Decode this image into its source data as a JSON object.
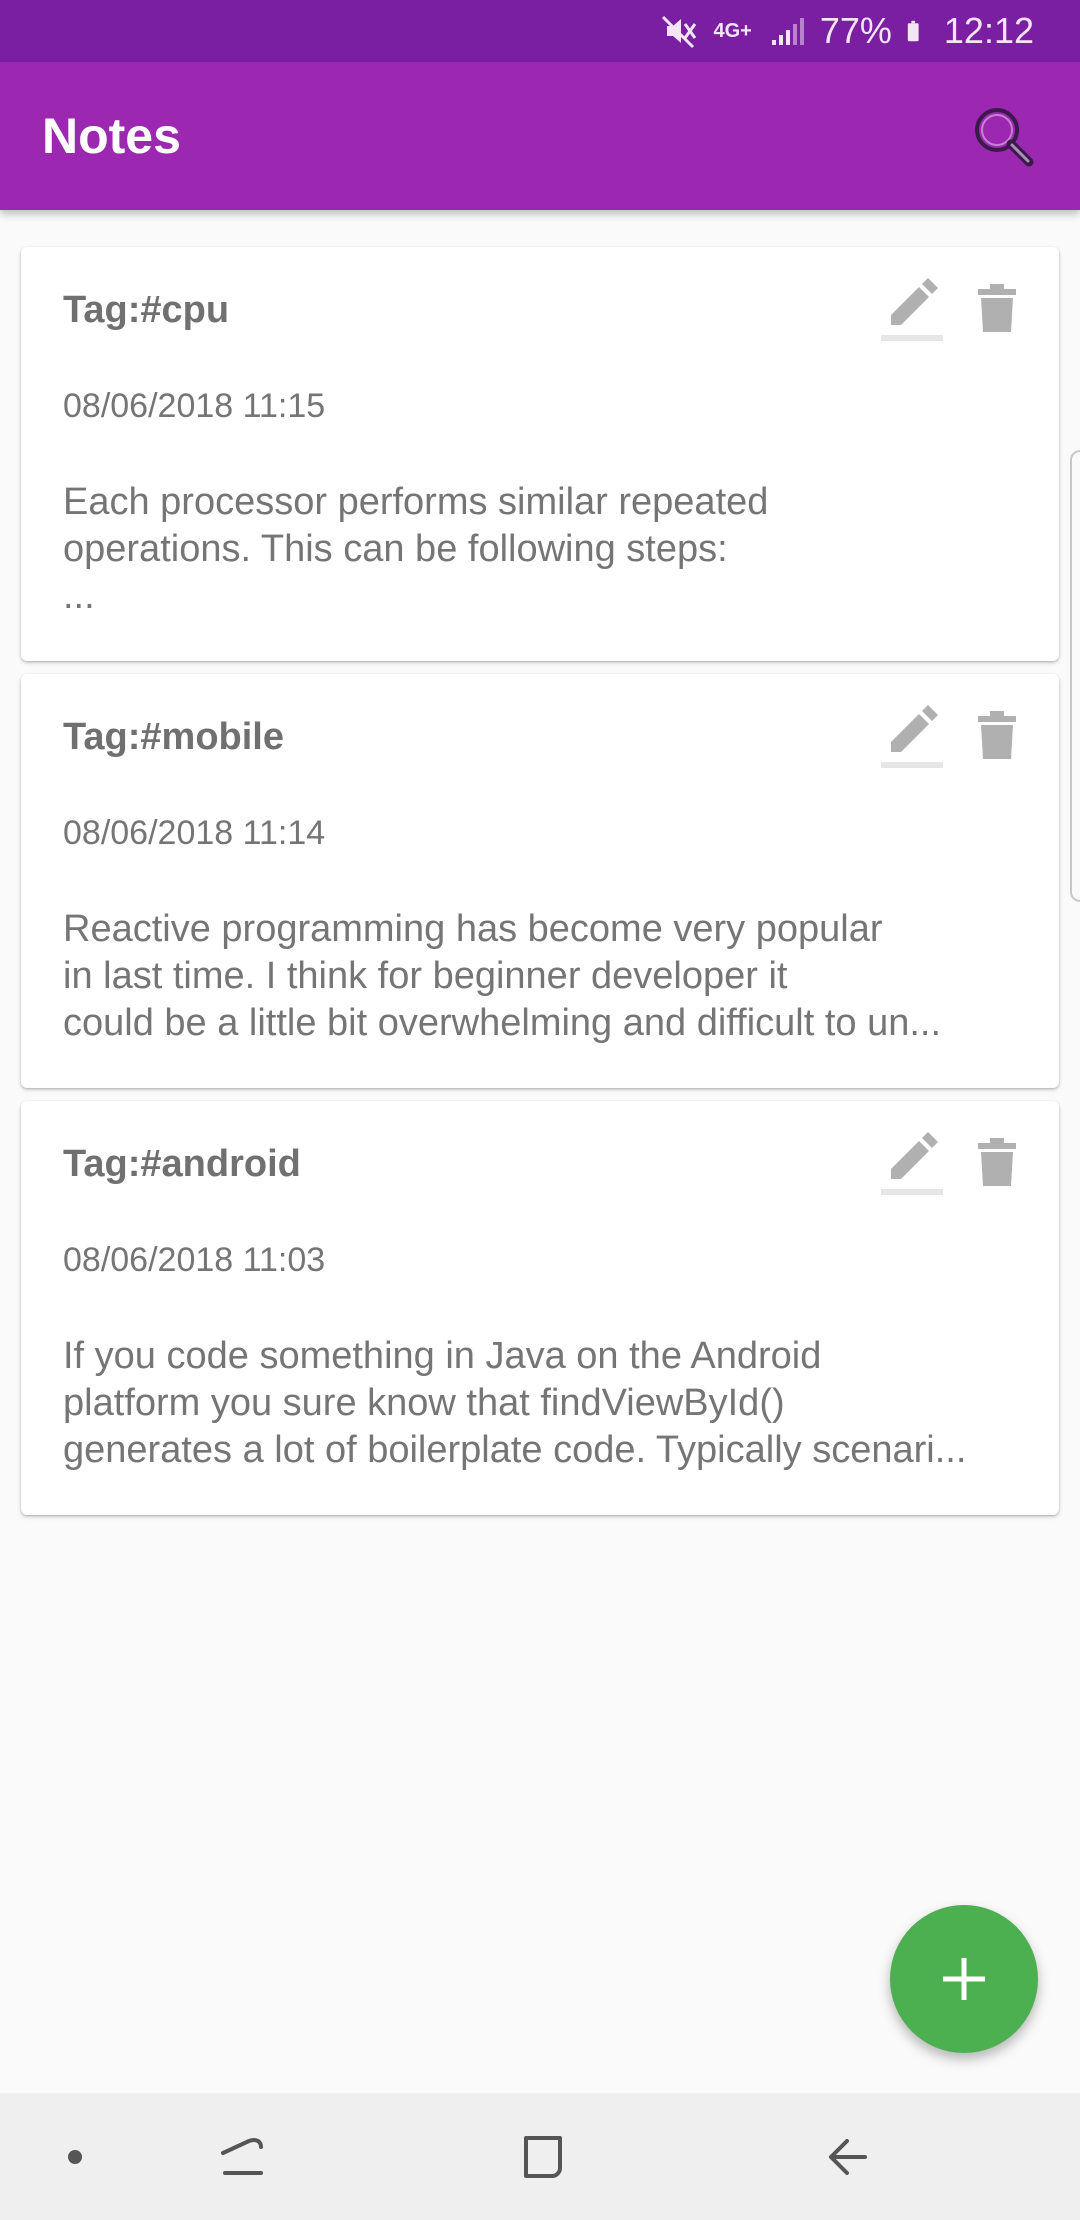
{
  "status_bar": {
    "network": "4G+",
    "battery": "77%",
    "time": "12:12"
  },
  "app_bar": {
    "title": "Notes",
    "search_icon": "search-icon"
  },
  "notes": [
    {
      "tag": "Tag:#cpu",
      "date": "08/06/2018 11:15",
      "text": "Each processor performs similar repeated\noperations. This can be following steps:\n..."
    },
    {
      "tag": "Tag:#mobile",
      "date": "08/06/2018 11:14",
      "text": "Reactive programming has become very popular\nin last time. I think for beginner developer it\ncould be a little bit overwhelming and difficult to un..."
    },
    {
      "tag": "Tag:#android",
      "date": "08/06/2018 11:03",
      "text": "If you code something in Java on the Android\nplatform you sure know that findViewById()\ngenerates a lot of boilerplate code. Typically scenari..."
    }
  ],
  "fab": {
    "icon": "plus-icon",
    "color": "#4caf50"
  },
  "colors": {
    "primary": "#9c27b0",
    "primary_dark": "#7b1fa2",
    "card_text": "#757575",
    "icon_gray": "#b0b0b0"
  }
}
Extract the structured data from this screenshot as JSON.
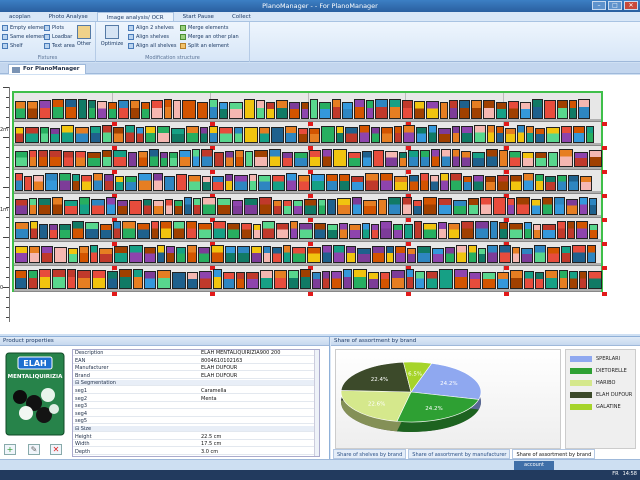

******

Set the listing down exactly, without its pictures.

Decode this image into its source data as a JSON object.
{
  "status_bar": {
    "network": "4G+",
    "battery": "77%",
    "time": "12:12"
  },
  "app_bar": {
    "title": "Notes",
    "search_icon": "search-icon"
  },
  "notes": [
    {
      "tag": "Tag:#cpu",
      "date": "08/06/2018 11:15",
      "text": "Each processor performs similar repeated\noperations. This can be following steps:\n..."
    },
    {
      "tag": "Tag:#mobile",
      "date": "08/06/2018 11:14",
      "text": "Reactive programming has become very popular\nin last time. I think for beginner developer it\ncould be a little bit overwhelming and difficult to un..."
    },
    {
      "tag": "Tag:#android",
      "date": "08/06/2018 11:03",
      "text": "If you code something in Java on the Android\nplatform you sure know that findViewById()\ngenerates a lot of boilerplate code. Typically scenari..."
    }
  ],
  "fab": {
    "icon": "plus-icon",
    "color": "#4caf50"
  },
  "colors": {
    "primary": "#9c27b0",
    "primary_dark": "#7b1fa2",
    "card_text": "#757575",
    "icon_gray": "#b0b0b0"
  }
}
Extract the structured data from this screenshot as JSON.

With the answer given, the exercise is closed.